The old shibboleth that new technologies will always create more jobs than they destroy has given us hope since John Henry the Steel Driving Man of the 19th century (here and here), but sadly that no longer holds true. Today human employment has become more selective than ever, and our current high employment rate is maintained almost entirely by low participation in the workforce, and an expanding economy which itself is driven by increased uses of advanced technologies.
What work humans will do in the next decade or two is anyone’s guess, but you can bet the farm that we all will be competing with tireless, strong, extremely agile, very smart, and much less expensive workers with silicon brains. And talk about income inequality – you ain’t seen nuthin’ yet.
As an example, let’s turn to a pursuit that almost all of us still think will forever be reserved for humans - making music. Specifically, composing, producing, and performing it. Before you write off silicon artists, both unembodied and humanoid, consider how second-best performances already fare in the entertainment and sports markets. Why do women’s athletics have such a hard time competing with the men for media audiences? Who today would be interested in following a man vs machine match in which the machine is the guaranteed winner? And who would even watch a human vs human contest where it is known that they are second rate competitors – an intelligent machine has and would again beat either of them. In short, consider that we might soon attend human-only competitions with the compassion that today motivates us to watch the Special Olympics or foot races for amputees.
Now imagine watching a perfectly fashioned, fully conversant, pre-sentient android virtuoso violinist or pianist play a difficult classical concerto or some newly composed music that no human could master. How would we accept such artistry with the knowledge that even the best human virtuoso is not up to the art of the possible? And beyond that beckon conceivable musics in new audio formats that can only be synthesized by machines, conceived by other machines which have learned to compose aural presentations that are siren-like to the human auditory system, and therefore overwhelmingly pleasing above the consumption of all other previously offered recreational sounds.
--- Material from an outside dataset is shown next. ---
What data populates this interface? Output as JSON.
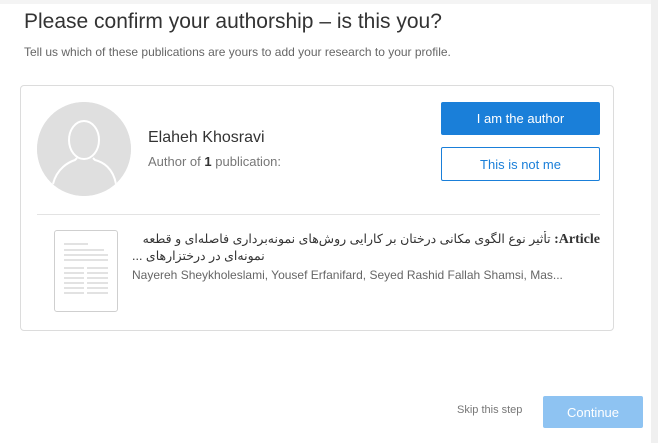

In such a fast approaching world, what then will we humans do to challenge, amuse, and entertain ourselves - in short, what shall we do to maintain a purposeful existence? Today we already see some answers to what people will do when they see themselves as without hope and irrelevant to the established social order. For the rest of us, our best defense and greatest comfort against such far out notions come from simply ignoring the possibilities, or holding fast to the belief that it will never happen. But wait a minute, there’s that ‘never’ word again.
My name is Rebane, and I also expand on this and related themes on Rebane’s Ruminations where the transcript of this commentary is posted with relevant links, and where such issues are debated extensively. However, my views are not necessarily shared by KVMR. Thank you for listening.